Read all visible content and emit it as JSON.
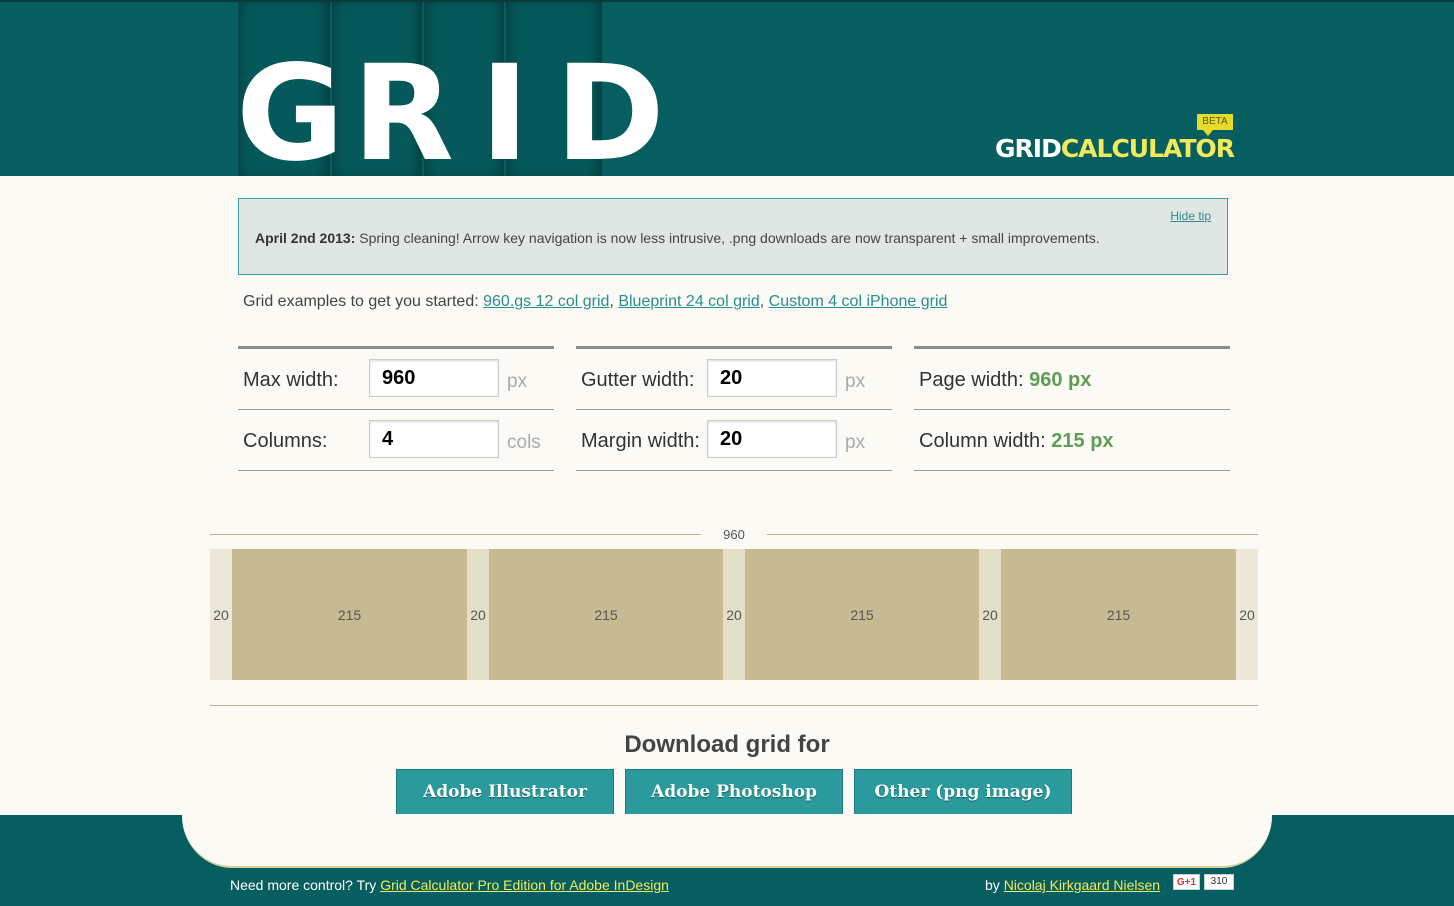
{
  "header": {
    "logo_letters": [
      "G",
      "R",
      "I",
      "D"
    ],
    "brand_grid": "GRID",
    "brand_calculator": "CALCULATOR",
    "beta": "BETA"
  },
  "tip": {
    "date": "April 2nd 2013:",
    "text": "Spring cleaning! Arrow key navigation is now less intrusive, .png downloads are now transparent + small improvements.",
    "hide_label": "Hide tip"
  },
  "examples": {
    "intro": "Grid examples to get you started:",
    "links": [
      "960.gs 12 col grid",
      "Blueprint 24 col grid",
      "Custom 4 col iPhone grid"
    ]
  },
  "form": {
    "max_width": {
      "label": "Max width:",
      "value": "960",
      "unit": "px"
    },
    "columns": {
      "label": "Columns:",
      "value": "4",
      "unit": "cols"
    },
    "gutter_width": {
      "label": "Gutter width:",
      "value": "20",
      "unit": "px"
    },
    "margin_width": {
      "label": "Margin width:",
      "value": "20",
      "unit": "px"
    },
    "page_width": {
      "label": "Page width:",
      "value": "960 px"
    },
    "column_width": {
      "label": "Column width:",
      "value": "215 px"
    }
  },
  "grid_preview": {
    "total_label": "960",
    "margin": "20",
    "gutter": "20",
    "column": "215",
    "column_count": 4
  },
  "download": {
    "title": "Download grid for",
    "buttons": [
      "Adobe Illustrator",
      "Adobe Photoshop",
      "Other (png image)"
    ]
  },
  "footer": {
    "left_text": "Need more control? Try",
    "left_link": "Grid Calculator Pro Edition for Adobe InDesign",
    "right_text": "by",
    "right_link": "Nicolaj Kirkgaard Nielsen",
    "gplus": "G+1",
    "gplus_count": "310"
  },
  "colors": {
    "header_teal": "#075e60",
    "accent_yellow": "#f2ea5a",
    "result_green": "#5f9d55",
    "button_teal": "#2a9a9c",
    "column_tan": "#c5ba92"
  }
}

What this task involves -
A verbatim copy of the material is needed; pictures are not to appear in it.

Response to this exercise -
Read all visible content and emit it as JSON.
{
  "header": {
    "logo_letters": [
      "G",
      "R",
      "I",
      "D"
    ],
    "brand_grid": "GRID",
    "brand_calculator": "CALCULATOR",
    "beta": "BETA"
  },
  "tip": {
    "date": "April 2nd 2013:",
    "text": "Spring cleaning! Arrow key navigation is now less intrusive, .png downloads are now transparent + small improvements.",
    "hide_label": "Hide tip"
  },
  "examples": {
    "intro": "Grid examples to get you started:",
    "links": [
      "960.gs 12 col grid",
      "Blueprint 24 col grid",
      "Custom 4 col iPhone grid"
    ]
  },
  "form": {
    "max_width": {
      "label": "Max width:",
      "value": "960",
      "unit": "px"
    },
    "columns": {
      "label": "Columns:",
      "value": "4",
      "unit": "cols"
    },
    "gutter_width": {
      "label": "Gutter width:",
      "value": "20",
      "unit": "px"
    },
    "margin_width": {
      "label": "Margin width:",
      "value": "20",
      "unit": "px"
    },
    "page_width": {
      "label": "Page width:",
      "value": "960 px"
    },
    "column_width": {
      "label": "Column width:",
      "value": "215 px"
    }
  },
  "grid_preview": {
    "total_label": "960",
    "margin": "20",
    "gutter": "20",
    "column": "215",
    "column_count": 4
  },
  "download": {
    "title": "Download grid for",
    "buttons": [
      "Adobe Illustrator",
      "Adobe Photoshop",
      "Other (png image)"
    ]
  },
  "footer": {
    "left_text": "Need more control? Try",
    "left_link": "Grid Calculator Pro Edition for Adobe InDesign",
    "right_text": "by",
    "right_link": "Nicolaj Kirkgaard Nielsen",
    "gplus": "G+1",
    "gplus_count": "310"
  },
  "colors": {
    "header_teal": "#075e60",
    "accent_yellow": "#f2ea5a",
    "result_green": "#5f9d55",
    "button_teal": "#2a9a9c",
    "column_tan": "#c5ba92"
  }
}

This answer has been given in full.